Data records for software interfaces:

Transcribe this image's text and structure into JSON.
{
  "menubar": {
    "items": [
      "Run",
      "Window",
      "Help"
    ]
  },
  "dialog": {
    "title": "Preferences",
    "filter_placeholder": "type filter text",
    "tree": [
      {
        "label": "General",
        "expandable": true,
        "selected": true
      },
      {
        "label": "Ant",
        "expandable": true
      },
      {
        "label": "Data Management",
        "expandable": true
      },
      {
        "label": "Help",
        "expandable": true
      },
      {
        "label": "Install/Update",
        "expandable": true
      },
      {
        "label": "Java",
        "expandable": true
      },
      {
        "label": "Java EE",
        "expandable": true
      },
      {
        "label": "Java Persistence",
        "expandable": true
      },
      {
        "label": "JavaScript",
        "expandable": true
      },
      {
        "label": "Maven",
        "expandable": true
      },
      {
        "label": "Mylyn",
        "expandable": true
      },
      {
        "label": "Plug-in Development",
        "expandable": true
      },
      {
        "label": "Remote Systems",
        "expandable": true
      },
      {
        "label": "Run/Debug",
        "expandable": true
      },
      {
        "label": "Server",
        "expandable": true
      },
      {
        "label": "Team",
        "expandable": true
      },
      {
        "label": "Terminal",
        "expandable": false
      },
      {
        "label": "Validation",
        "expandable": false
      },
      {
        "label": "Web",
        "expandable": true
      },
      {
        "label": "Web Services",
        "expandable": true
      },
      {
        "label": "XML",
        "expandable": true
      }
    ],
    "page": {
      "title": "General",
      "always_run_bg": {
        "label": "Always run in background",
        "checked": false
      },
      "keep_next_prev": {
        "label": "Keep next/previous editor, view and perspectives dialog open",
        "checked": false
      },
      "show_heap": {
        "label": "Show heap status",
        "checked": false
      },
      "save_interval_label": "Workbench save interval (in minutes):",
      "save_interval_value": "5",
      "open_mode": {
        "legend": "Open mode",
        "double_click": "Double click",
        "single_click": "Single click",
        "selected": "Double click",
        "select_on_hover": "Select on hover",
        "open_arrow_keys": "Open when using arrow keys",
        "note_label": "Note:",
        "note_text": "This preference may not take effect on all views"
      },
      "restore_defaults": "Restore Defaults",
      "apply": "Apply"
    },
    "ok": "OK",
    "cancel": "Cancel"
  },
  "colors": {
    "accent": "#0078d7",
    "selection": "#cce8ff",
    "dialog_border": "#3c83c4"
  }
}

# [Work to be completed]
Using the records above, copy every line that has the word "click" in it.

# [Solution to this problem]
        "double_click": "Double click",
        "single_click": "Single click",
        "selected": "Double click",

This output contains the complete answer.